(DATA EXTRACT)

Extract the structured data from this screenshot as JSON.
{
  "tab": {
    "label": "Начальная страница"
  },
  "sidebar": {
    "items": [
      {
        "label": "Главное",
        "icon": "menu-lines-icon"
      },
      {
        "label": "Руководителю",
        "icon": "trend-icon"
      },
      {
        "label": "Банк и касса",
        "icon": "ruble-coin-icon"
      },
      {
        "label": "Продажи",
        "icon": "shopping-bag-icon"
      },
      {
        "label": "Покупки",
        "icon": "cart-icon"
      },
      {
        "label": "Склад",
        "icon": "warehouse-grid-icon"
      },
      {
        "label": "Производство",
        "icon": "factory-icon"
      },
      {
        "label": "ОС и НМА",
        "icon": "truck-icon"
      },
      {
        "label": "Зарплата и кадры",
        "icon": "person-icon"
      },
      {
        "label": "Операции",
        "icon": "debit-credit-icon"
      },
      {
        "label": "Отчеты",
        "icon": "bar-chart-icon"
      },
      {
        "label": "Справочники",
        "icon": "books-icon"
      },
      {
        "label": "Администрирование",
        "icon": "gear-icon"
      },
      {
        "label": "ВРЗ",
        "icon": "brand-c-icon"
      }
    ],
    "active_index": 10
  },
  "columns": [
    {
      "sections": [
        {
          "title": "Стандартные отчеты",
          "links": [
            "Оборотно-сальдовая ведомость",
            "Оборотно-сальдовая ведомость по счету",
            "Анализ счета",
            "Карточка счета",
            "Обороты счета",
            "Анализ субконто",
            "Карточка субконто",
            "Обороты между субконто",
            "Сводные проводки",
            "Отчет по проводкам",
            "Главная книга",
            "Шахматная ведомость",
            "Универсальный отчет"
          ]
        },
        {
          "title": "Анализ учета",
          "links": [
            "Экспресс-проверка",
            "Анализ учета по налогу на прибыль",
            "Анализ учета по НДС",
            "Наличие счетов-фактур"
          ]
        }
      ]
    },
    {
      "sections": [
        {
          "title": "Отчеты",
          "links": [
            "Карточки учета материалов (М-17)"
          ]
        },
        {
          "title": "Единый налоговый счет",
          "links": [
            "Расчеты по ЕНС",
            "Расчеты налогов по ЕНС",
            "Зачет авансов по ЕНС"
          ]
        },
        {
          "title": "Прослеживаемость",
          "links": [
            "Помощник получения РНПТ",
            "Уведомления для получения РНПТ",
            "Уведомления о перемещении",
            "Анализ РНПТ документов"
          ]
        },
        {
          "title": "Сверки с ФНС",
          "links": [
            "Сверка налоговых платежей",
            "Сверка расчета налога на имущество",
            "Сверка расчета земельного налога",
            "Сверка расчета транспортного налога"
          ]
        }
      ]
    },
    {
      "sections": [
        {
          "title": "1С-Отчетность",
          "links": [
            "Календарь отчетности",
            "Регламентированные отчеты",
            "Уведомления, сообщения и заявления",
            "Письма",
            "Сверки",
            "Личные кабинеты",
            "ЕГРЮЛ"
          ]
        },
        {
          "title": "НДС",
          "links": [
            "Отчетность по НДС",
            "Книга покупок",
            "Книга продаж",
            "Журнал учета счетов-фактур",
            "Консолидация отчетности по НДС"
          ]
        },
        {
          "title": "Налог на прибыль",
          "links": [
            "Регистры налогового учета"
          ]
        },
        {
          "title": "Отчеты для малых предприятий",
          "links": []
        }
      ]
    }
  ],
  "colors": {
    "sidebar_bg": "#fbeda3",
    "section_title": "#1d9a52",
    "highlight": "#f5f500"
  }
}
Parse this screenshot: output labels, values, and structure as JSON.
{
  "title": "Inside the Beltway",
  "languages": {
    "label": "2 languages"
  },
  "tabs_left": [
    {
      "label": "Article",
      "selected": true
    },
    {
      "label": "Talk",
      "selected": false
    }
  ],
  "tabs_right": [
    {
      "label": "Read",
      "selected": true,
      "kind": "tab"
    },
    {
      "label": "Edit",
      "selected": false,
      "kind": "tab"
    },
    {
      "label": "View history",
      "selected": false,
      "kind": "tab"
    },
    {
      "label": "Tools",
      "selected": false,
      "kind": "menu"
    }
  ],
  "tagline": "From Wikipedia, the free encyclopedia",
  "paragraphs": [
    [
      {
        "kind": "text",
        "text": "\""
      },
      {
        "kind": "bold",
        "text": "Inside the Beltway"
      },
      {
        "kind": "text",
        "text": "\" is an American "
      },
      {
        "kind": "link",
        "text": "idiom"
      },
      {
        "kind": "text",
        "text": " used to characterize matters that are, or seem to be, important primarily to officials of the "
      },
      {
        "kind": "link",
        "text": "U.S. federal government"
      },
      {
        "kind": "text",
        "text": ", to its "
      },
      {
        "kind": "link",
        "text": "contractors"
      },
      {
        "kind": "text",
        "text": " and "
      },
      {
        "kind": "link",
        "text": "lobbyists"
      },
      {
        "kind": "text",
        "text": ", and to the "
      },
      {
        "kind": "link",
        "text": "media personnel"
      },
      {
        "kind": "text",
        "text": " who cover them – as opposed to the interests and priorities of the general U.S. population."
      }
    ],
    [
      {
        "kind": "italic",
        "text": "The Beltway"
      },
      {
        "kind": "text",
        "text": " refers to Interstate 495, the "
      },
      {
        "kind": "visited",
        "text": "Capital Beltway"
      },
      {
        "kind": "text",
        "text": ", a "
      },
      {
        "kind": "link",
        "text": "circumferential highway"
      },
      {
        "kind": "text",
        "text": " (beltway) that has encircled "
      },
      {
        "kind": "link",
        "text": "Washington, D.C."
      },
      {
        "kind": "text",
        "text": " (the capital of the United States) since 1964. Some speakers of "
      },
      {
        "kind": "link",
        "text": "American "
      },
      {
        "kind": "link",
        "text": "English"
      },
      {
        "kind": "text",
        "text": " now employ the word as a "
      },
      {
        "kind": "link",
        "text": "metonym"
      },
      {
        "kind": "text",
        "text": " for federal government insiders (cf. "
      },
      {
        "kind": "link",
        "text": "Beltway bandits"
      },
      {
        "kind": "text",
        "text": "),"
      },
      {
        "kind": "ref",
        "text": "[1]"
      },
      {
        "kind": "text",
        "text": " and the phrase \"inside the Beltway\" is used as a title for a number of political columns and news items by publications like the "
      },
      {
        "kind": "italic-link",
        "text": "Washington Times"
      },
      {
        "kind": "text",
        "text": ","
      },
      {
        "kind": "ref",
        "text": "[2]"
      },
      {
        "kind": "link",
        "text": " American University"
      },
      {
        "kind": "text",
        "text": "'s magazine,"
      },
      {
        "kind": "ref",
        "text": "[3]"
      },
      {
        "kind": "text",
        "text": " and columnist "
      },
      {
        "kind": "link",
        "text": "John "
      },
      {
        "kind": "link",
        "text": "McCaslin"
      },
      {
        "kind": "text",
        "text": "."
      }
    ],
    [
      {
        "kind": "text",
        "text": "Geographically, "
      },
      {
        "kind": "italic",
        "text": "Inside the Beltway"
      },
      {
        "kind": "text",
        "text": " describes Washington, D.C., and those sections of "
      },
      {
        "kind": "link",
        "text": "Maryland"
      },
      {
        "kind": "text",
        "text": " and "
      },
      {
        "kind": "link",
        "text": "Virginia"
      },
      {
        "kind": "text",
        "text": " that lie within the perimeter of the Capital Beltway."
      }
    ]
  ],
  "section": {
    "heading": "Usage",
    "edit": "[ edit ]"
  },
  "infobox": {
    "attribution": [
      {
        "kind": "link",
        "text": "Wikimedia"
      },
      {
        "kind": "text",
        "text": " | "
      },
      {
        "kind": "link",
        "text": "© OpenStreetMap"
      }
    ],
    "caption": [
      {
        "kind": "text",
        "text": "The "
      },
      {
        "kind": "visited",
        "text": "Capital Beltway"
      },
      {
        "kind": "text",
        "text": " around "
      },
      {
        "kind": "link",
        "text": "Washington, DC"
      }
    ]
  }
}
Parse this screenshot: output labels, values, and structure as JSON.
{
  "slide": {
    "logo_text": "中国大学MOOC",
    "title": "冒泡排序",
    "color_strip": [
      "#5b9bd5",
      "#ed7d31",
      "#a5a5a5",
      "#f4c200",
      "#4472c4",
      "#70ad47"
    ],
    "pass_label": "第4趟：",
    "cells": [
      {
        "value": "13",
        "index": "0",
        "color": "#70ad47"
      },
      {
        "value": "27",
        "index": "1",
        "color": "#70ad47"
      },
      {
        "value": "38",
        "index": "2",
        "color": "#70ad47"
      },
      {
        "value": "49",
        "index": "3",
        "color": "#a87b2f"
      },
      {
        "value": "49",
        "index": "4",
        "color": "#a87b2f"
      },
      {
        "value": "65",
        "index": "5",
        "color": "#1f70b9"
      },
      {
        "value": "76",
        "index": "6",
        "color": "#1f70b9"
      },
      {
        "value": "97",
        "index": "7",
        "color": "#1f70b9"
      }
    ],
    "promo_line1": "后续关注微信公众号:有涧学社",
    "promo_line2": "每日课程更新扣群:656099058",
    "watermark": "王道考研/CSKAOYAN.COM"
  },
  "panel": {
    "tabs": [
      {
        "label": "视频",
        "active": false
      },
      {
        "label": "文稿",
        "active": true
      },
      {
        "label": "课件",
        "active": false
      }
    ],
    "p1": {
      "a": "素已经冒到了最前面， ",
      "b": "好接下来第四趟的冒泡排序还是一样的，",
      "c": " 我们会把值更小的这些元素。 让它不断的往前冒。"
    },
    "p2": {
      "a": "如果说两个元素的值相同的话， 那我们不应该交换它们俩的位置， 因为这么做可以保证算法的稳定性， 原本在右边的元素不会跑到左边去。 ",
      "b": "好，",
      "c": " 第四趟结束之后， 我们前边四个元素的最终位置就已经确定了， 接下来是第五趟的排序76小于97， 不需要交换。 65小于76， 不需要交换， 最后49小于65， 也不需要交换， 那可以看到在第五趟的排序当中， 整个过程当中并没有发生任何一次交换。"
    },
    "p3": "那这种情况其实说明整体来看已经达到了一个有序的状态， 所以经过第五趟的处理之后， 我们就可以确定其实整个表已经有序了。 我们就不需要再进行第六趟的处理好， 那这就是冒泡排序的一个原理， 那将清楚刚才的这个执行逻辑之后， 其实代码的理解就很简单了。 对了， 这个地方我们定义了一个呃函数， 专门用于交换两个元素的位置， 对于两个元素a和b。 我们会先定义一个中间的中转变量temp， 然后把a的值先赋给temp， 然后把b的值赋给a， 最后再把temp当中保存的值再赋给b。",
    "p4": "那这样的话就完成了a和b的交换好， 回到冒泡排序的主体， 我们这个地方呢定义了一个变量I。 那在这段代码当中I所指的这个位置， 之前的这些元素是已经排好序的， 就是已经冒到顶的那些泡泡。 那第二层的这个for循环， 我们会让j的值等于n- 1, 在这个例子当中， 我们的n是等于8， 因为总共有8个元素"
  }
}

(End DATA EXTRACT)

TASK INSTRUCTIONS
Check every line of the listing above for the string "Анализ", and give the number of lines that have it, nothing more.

TASK OUTPUT
6